Ulster Savings Bank employees drop off donated pet supplies to the local Ulster County ASPCA.


Planning makes perfect

Throughout its 170-year history, Ulster Savings Bank has successfully managed difficult and unexpected financial situations by prioritizing the needs of community members. Bill Calderara, president, tells us how—and why they put this experience to work during the pandemic.

Q: How did Ulster Savings Bank’s history of navigating depressions and recessions prepare it to navigate the pandemic?

A: We triggered our pandemic plan very early in January 2020. We pulled it out hoping, at that point, that we were just going through an exercise and we wouldn’t need it. But we pulled out the plan and made sure it was updated, ordered PPE, cleaning supplies and laptops … having had some history of going through this in the past. That way, when things really started to heat up [in March] and the governor [of New York] started to close a lot of operations, we were able to operate without missing a beat.
Q: What were some of the ways you engaged with your community during this time?

A: We started delivering finances to local food pantries because we knew that the demand would be greater. There wasn’t government lending coming in immediately. We already give a lot to the community, but we upped it tremendously in 2020. We did the more proactive thing, walking out with a check and handing them to organizations that needed them or might not survive. We also started to buy meals for the local hospital workers and have them delivered, because we knew they were on the front lines. It also helped a lot of our local restaurants.
Q: How did you help your customers during this time?

A: We immediately put an announcement on our website that our customers could request loan deferment if they needed it. We granted more than 2,500 loan deferments, about $278 million [total]. We waived all our ATM fees for almost five months, knowing that many people might not be able to get to their own banks. We also waived our overdraft and NFS charges for about six months. When PPP [Paycheck Protection Program] came around … 58% of all the PPP loans that we did were $30,000 or less, 90% were $50,000 or less, so we were helping small businesses, and we could open up [PPP loans] to customers and noncustomers to help in a way national banks couldn’t. We knew that we could be one of the pillars of strength in the community, and we tried to project a calming effect.
Q: How did the community respond to your efforts?

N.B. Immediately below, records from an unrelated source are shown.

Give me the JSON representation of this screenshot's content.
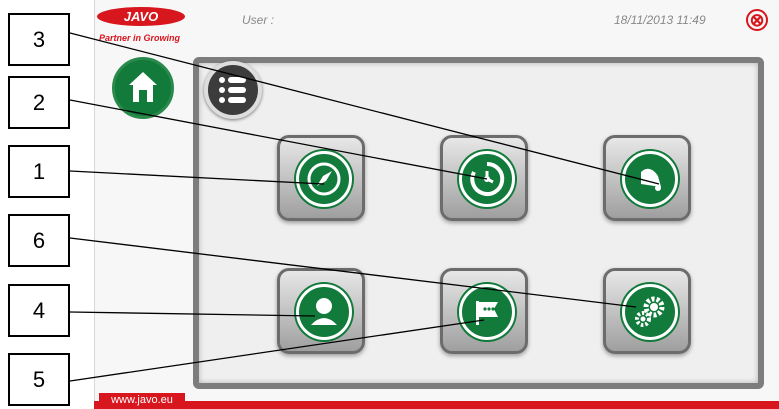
{
  "header": {
    "logo_text": "JAVO",
    "tagline": "Partner in Growing",
    "user_label": "User :",
    "datetime": "18/11/2013  11:49",
    "close_symbol": "⊗"
  },
  "footer": {
    "url": "www.javo.eu"
  },
  "callouts": [
    "3",
    "2",
    "1",
    "6",
    "4",
    "5"
  ],
  "icons": {
    "home": "home-icon",
    "menu": "list-menu-icon",
    "tiles": [
      "compass-icon",
      "timer-icon",
      "alarm-bell-icon",
      "user-icon",
      "flag-icon",
      "settings-gears-icon"
    ]
  },
  "colors": {
    "brand_red": "#d7161e",
    "icon_green": "#127a3b",
    "panel_grey": "#7d7d7d"
  }
}
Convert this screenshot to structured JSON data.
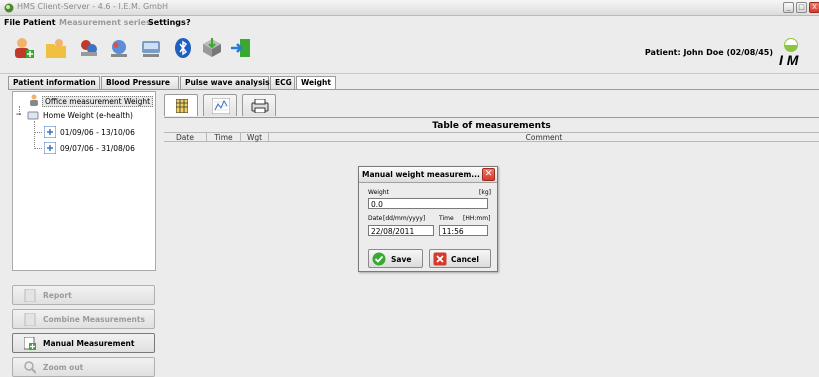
{
  "window": {
    "title": "HMS Client-Server - 4.6 - I.E.M. GmbH",
    "controls": [
      "_",
      "□",
      "X"
    ]
  },
  "menu": [
    {
      "label": "File",
      "enabled": true
    },
    {
      "label": "Patient",
      "enabled": true
    },
    {
      "label": "Measurement series",
      "enabled": false
    },
    {
      "label": "Settings",
      "enabled": true
    },
    {
      "label": "?",
      "enabled": true
    }
  ],
  "toolbar": {
    "icons": [
      "add-patient-icon",
      "open-folder-icon",
      "patient-list-icon",
      "transfer-icon",
      "device-icon",
      "bluetooth-icon",
      "install-icon",
      "exit-icon"
    ],
    "patient_label": "Patient: John Doe (02/08/45)",
    "logo_text": "I M"
  },
  "tabs": [
    "Patient information",
    "Blood Pressure",
    "Pulse wave analysis",
    "ECG",
    "Weight"
  ],
  "active_tab": "Weight",
  "tree": {
    "root": "Office measurement Weight",
    "group": "Home Weight (e-health)",
    "children": [
      "01/09/06 - 13/10/06",
      "09/07/06 - 31/08/06"
    ]
  },
  "side_buttons": [
    {
      "label": "Report",
      "enabled": false
    },
    {
      "label": "Combine Measurements",
      "enabled": false
    },
    {
      "label": "Manual Measurement",
      "enabled": true
    },
    {
      "label": "Zoom out",
      "enabled": false
    }
  ],
  "subtabs": [
    "table-view-icon",
    "chart-view-icon",
    "print-view-icon"
  ],
  "table": {
    "title": "Table of measurements",
    "columns": [
      "Date",
      "Time",
      "Wgt",
      "Comment"
    ]
  },
  "dialog": {
    "title": "Manual weight measurem...",
    "weight_label": "Weight",
    "weight_unit": "[kg]",
    "weight_value": "0.0",
    "date_label": "Date",
    "date_format": "[dd/mm/yyyy]",
    "time_label": "Time",
    "time_format": "[HH:mm]",
    "date_value": "22/08/2011",
    "time_value": "11:56",
    "save_label": "Save",
    "cancel_label": "Cancel"
  },
  "colors": {
    "save_green": "#3aa832",
    "cancel_red": "#d33a2c",
    "accent_blue": "#3b74c4"
  }
}
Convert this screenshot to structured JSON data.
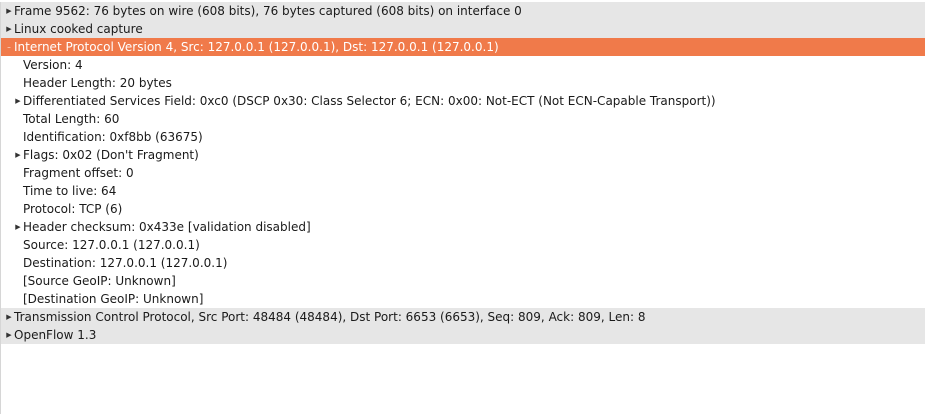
{
  "tree": [
    {
      "label": "Frame 9562: 76 bytes on wire (608 bits), 76 bytes captured (608 bits) on interface 0",
      "level": 0,
      "expander": "collapsed",
      "style": "top",
      "name": "tree-item-frame"
    },
    {
      "label": "Linux cooked capture",
      "level": 0,
      "expander": "collapsed",
      "style": "top",
      "name": "tree-item-linux-cooked-capture"
    },
    {
      "label": "Internet Protocol Version 4, Src: 127.0.0.1 (127.0.0.1), Dst: 127.0.0.1 (127.0.0.1)",
      "level": 0,
      "expander": "expanded",
      "style": "selected",
      "name": "tree-item-ipv4"
    },
    {
      "label": "Version: 4",
      "level": 1,
      "expander": "none",
      "style": "",
      "name": "tree-item-version"
    },
    {
      "label": "Header Length: 20 bytes",
      "level": 1,
      "expander": "none",
      "style": "",
      "name": "tree-item-header-length"
    },
    {
      "label": "Differentiated Services Field: 0xc0 (DSCP 0x30: Class Selector 6; ECN: 0x00: Not-ECT (Not ECN-Capable Transport))",
      "level": 1,
      "expander": "collapsed",
      "style": "",
      "name": "tree-item-dsfield"
    },
    {
      "label": "Total Length: 60",
      "level": 1,
      "expander": "none",
      "style": "",
      "name": "tree-item-total-length"
    },
    {
      "label": "Identification: 0xf8bb (63675)",
      "level": 1,
      "expander": "none",
      "style": "",
      "name": "tree-item-identification"
    },
    {
      "label": "Flags: 0x02 (Don't Fragment)",
      "level": 1,
      "expander": "collapsed",
      "style": "",
      "name": "tree-item-flags"
    },
    {
      "label": "Fragment offset: 0",
      "level": 1,
      "expander": "none",
      "style": "",
      "name": "tree-item-fragment-offset"
    },
    {
      "label": "Time to live: 64",
      "level": 1,
      "expander": "none",
      "style": "",
      "name": "tree-item-ttl"
    },
    {
      "label": "Protocol: TCP (6)",
      "level": 1,
      "expander": "none",
      "style": "",
      "name": "tree-item-protocol"
    },
    {
      "label": "Header checksum: 0x433e [validation disabled]",
      "level": 1,
      "expander": "collapsed",
      "style": "",
      "name": "tree-item-header-checksum"
    },
    {
      "label": "Source: 127.0.0.1 (127.0.0.1)",
      "level": 1,
      "expander": "none",
      "style": "",
      "name": "tree-item-source"
    },
    {
      "label": "Destination: 127.0.0.1 (127.0.0.1)",
      "level": 1,
      "expander": "none",
      "style": "",
      "name": "tree-item-destination"
    },
    {
      "label": "[Source GeoIP: Unknown]",
      "level": 1,
      "expander": "none",
      "style": "",
      "name": "tree-item-source-geoip"
    },
    {
      "label": "[Destination GeoIP: Unknown]",
      "level": 1,
      "expander": "none",
      "style": "",
      "name": "tree-item-destination-geoip"
    },
    {
      "label": "Transmission Control Protocol, Src Port: 48484 (48484), Dst Port: 6653 (6653), Seq: 809, Ack: 809, Len: 8",
      "level": 0,
      "expander": "collapsed",
      "style": "top",
      "name": "tree-item-tcp"
    },
    {
      "label": "OpenFlow 1.3",
      "level": 0,
      "expander": "collapsed",
      "style": "top",
      "name": "tree-item-openflow"
    }
  ],
  "icons": {
    "collapsed": "expand-arrow-icon",
    "expanded": "collapse-arrow-icon"
  },
  "colors": {
    "selected_background": "#f07a4a",
    "top_level_background": "#e6e6e6"
  }
}
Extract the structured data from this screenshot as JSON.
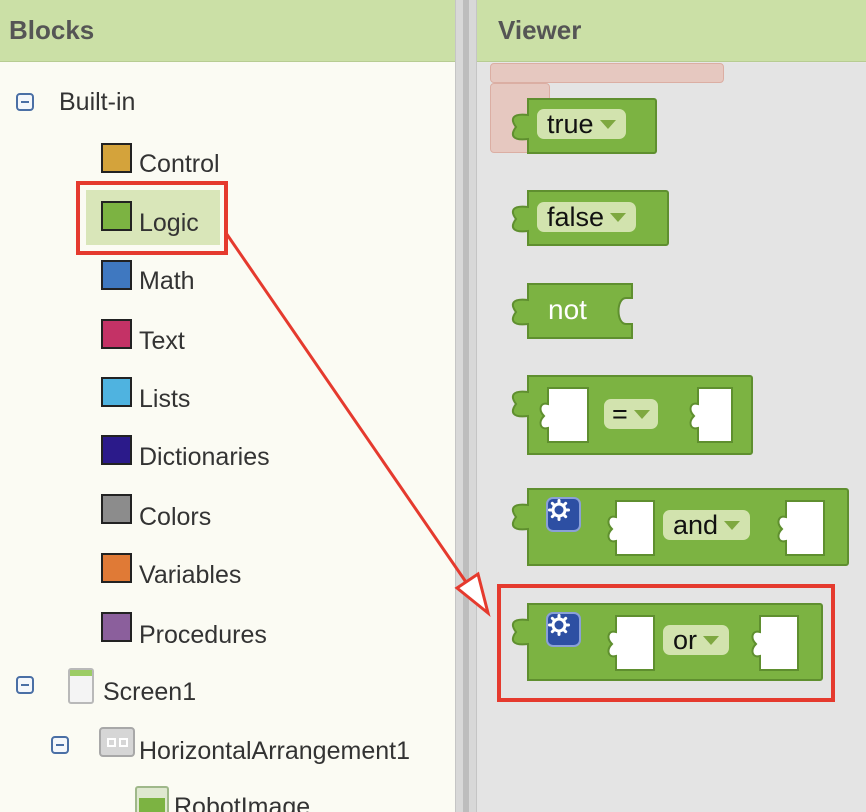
{
  "blocks_panel": {
    "title": "Blocks",
    "builtin_label": "Built-in",
    "categories": [
      {
        "label": "Control",
        "color": "#d4a33b"
      },
      {
        "label": "Logic",
        "color": "#7cb342"
      },
      {
        "label": "Math",
        "color": "#3f78c0"
      },
      {
        "label": "Text",
        "color": "#c43266"
      },
      {
        "label": "Lists",
        "color": "#4fb3e0"
      },
      {
        "label": "Dictionaries",
        "color": "#2b1a8a"
      },
      {
        "label": "Colors",
        "color": "#8c8c8c"
      },
      {
        "label": "Variables",
        "color": "#e07a36"
      },
      {
        "label": "Procedures",
        "color": "#8b5f9c"
      }
    ],
    "selected_category": "Logic",
    "components": {
      "screen": "Screen1",
      "arrangement": "HorizontalArrangement1",
      "image": "RobotImage"
    }
  },
  "viewer": {
    "title": "Viewer",
    "blocks": {
      "true_label": "true",
      "false_label": "false",
      "not_label": "not",
      "eq_label": "=",
      "and_label": "and",
      "or_label": "or"
    }
  },
  "colors": {
    "header_bg": "#cbe0a6",
    "block_green": "#7cb342",
    "annotation_red": "#e53a2e"
  }
}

A: The growth that we went through during that period was phenomenal, because we ended up opening more accounts for people. So, they not only appreciated our efforts, but they also came through as new customers because of what we’d done for them and the community. We had business customers who to this day tell us we were the reason that they’re able to stay in business. We had personal customers and people on our residential side with the closings we were able to do when they couldn’t get them done anywhere else. They knew we were swamped, but they kept saying how friendly we were … people [didn’t feel] like we were too busy for them. To this day, we’ve gotten thousands and thousands of letters, notes and emails from customers. One of my favorites was a tweet from one of our customers: “[I] love it when a bank goes all George Bailey in a time of crisis.” —Sofia Haan


Roshan McArthur is a writer in California. Paul Sisolak is deputy editor of Independent Banker.